● **WHAT TO PRODUCE**: Report only the number of lines in the entries below that hold the word "object".

[Dataset rows describing interfaces]

= = = = = = =

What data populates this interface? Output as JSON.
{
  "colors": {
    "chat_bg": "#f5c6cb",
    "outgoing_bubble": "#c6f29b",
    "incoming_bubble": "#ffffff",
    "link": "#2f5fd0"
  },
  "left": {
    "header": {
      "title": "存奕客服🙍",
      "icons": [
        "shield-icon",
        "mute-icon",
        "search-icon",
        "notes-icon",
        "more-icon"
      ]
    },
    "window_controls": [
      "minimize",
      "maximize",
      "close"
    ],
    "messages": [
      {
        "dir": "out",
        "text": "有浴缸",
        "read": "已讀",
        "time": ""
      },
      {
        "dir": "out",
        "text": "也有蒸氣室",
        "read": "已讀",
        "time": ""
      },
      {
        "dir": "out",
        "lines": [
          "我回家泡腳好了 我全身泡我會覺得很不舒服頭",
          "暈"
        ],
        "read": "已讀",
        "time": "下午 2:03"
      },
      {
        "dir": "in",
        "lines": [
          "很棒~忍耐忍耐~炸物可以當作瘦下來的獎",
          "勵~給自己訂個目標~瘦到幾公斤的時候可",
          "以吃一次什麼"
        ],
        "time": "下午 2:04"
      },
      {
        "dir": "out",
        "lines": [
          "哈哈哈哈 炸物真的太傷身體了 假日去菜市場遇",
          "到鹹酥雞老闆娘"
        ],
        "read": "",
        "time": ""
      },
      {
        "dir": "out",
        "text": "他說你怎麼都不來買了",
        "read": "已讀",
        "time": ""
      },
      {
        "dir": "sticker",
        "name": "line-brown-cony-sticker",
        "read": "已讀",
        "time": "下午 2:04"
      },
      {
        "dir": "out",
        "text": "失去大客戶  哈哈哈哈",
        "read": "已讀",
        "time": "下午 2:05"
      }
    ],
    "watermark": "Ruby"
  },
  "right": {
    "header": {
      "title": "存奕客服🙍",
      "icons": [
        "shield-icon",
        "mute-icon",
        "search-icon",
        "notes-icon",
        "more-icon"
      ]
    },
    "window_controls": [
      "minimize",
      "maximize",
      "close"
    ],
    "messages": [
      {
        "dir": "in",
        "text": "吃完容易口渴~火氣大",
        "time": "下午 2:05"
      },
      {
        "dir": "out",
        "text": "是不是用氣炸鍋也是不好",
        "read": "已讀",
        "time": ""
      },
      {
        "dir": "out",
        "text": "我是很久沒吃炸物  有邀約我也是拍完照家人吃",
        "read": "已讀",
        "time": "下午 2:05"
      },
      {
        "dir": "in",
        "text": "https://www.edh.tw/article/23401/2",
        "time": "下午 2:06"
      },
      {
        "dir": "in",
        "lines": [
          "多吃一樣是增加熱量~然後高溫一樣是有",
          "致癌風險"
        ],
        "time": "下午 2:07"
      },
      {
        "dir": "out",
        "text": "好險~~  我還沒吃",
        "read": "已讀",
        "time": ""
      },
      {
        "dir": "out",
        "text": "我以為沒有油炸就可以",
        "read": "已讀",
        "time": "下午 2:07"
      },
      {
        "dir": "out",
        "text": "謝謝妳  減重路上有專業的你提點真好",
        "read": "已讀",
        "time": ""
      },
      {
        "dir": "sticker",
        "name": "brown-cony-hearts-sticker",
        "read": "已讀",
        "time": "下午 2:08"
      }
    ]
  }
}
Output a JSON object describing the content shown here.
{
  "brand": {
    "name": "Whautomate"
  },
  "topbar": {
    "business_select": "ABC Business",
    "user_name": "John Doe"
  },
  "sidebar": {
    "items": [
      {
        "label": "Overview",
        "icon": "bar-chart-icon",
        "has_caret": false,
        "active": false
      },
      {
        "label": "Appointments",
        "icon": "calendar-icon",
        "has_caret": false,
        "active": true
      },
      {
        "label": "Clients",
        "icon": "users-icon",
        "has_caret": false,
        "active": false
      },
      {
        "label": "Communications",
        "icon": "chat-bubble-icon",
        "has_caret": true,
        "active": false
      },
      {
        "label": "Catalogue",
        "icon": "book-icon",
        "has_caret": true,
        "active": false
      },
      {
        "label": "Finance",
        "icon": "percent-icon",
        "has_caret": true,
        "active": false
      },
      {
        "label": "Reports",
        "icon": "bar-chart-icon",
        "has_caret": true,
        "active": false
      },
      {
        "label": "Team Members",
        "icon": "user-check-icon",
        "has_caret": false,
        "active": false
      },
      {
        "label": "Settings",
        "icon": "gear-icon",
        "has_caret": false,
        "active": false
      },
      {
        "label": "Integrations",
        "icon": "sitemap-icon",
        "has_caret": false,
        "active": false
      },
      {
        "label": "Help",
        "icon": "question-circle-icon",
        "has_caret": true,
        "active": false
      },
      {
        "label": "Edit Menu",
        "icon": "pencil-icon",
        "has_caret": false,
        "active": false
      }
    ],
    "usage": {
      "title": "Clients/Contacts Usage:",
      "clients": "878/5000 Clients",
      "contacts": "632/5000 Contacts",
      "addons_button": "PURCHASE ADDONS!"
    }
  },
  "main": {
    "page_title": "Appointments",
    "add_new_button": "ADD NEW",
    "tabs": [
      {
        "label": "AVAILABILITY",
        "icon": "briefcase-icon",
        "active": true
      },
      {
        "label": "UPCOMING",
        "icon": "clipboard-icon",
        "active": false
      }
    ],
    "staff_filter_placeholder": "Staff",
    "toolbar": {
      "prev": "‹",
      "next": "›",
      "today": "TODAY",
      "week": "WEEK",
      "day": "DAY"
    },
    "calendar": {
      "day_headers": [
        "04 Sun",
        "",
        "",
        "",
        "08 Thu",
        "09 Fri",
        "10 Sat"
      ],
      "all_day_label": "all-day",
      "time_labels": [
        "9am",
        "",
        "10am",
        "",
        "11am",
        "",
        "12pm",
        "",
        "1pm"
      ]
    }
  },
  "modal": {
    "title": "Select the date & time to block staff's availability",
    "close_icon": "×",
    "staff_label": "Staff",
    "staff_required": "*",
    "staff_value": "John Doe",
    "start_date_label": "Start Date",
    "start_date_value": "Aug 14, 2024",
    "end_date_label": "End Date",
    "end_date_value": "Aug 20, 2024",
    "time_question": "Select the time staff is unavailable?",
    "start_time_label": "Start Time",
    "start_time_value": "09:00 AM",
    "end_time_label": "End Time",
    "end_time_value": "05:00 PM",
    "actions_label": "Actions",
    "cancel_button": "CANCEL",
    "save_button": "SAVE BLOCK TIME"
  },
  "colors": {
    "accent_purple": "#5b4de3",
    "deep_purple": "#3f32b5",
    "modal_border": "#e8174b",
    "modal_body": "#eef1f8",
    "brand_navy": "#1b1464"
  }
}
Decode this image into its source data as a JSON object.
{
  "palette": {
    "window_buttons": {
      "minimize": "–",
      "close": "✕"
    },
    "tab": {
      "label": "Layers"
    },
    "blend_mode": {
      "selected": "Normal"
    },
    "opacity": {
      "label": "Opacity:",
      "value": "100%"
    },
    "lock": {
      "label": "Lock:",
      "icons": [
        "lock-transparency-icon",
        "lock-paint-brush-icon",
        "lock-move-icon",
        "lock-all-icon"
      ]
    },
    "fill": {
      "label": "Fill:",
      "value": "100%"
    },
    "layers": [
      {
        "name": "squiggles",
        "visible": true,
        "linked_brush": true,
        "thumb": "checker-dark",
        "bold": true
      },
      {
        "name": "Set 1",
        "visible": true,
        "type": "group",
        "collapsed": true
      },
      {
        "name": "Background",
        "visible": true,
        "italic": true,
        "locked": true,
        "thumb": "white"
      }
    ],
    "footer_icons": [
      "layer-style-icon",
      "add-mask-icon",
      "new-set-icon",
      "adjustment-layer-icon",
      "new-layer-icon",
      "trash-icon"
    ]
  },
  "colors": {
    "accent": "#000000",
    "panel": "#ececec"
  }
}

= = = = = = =

● **EXERCISE ANSWER**: 2